Fox Business reported last week that a study, commissioned by a partisan think tank, but conducted by an independent pollster, showed how the Biden proposal to kill the step-up in basis could liquidate up to one million jobs and knock $1 trillion off GDP over the next ten years.
I know a little about polls; I’ve worked for major opinion/research agencies in the US and Russia, learned how accurate they can be, or otherwise. Judging from the comments below the Fox article, the people are unhappy. The government told us to use the step-up for planning, they write; now it’s pulling a switcheroo. These critics don’t seem to grasp fully the president’s proposals, for good or ill, but they clearly don’t like what they’ve heard and most sang the same note: it sounds so unfair.
I’ve argued that justifying taxation as a means to achieve social equity and a level playing field is a smoke screen: the current administration means to spend, its needs revenue, it must concoct ways to get it. We’ve never had a Caesar in America as yet, but those green portraits of George, Benjamin and Tommy stand in well in the case of rendering unto: they print the money; they want it back. Nothing to see here, Populusque Americanus.
Yet it does seem unfair; we all earned our green the hard way. I have a tale about fairness: in 1984, I snagged my first solid job, working for a renowned pollster. The owner and honcho, Peter we’ll call him, was all heart, but man, what a cheapskate. I earned $5 an hour; after taxes, I hauled in – in the tiniest red wagon – $180 a week. Jeepers, I used to say.

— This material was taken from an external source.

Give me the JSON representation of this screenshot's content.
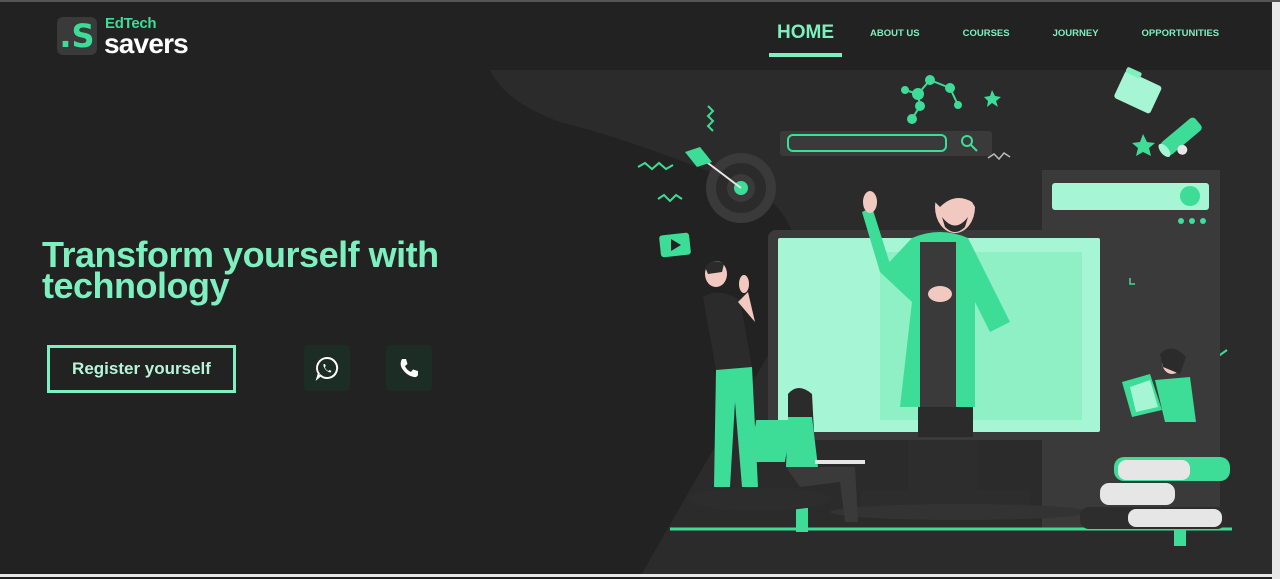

One summer day, I crossed from my shoebox on Otis Street in Northeast DC to the Brookland Metro station. In my pockets, four dollars and change, an empty Camel deck – that’s what we call a cigarette pack in DC – and my unlimited ride metro pass. Pacing nervily at the foot of the escalator was a homeless fellow, one of countless living rough in our national capital. Don’t get me started.
He asked for change and I had nothing to spare, and so, I said so. Oh boy, did he let me have it. It was a mega-muggy Saturday, and I was feeling the pains of my pennilessness. His words roiled my gullet; I wasn’t having it.
I dealt him the verbal shotgun, twin barrels. He heard an uncheerful little earful on skinflint tyrants, blood-draining taxes – for what? – nothing to show! Look at me, I barked: I’m in rags; why, you’re better dressed than me!
Indeed, the offender – George, I learned in a bit – was wearing smart jeans, brand new cross-trainers, a fine button-down shirt. I had on ratty Levi’s, holed tennis shoes, a faded t-shirt proclaiming The Clash, a band I don’t even favor, but it fit. My others were so shrunken they made me look like Beatrix Potter’s ‘Tom Kitten’.
I’m a peaceable fellow, usually, but imposing, stoutly built; in those days, in a red rage, I might have been taken for intimidating.
Not by George. He put his hand on my shoulder, if you please. “Take it easy, cuz. They give us these clothes at the shelter.”
Fairness; well, he was better adorned than me, but it’s fair to assume he hadn’t my choices. Opportunities eventually took me around the globe. I now understand his bruised pride, why it would make him tongue-lash some spry young kid that he envied a tad.
George had a heart in his pocket, if little else. He suffered from bad luck and a bottle, a pipe or a needle too much. We don’t always get what we deserve in life, but usually get what we ask for. Fair? I don’t know, but at least it makes sense.
I’m kind of sorry about that distant day, as George could have used a buck. He looked like he needed a smoke, too, but just for the moment, my deck was empty. It’s a shame; I could duke him pretty solid, today, but likely, he’s long gone.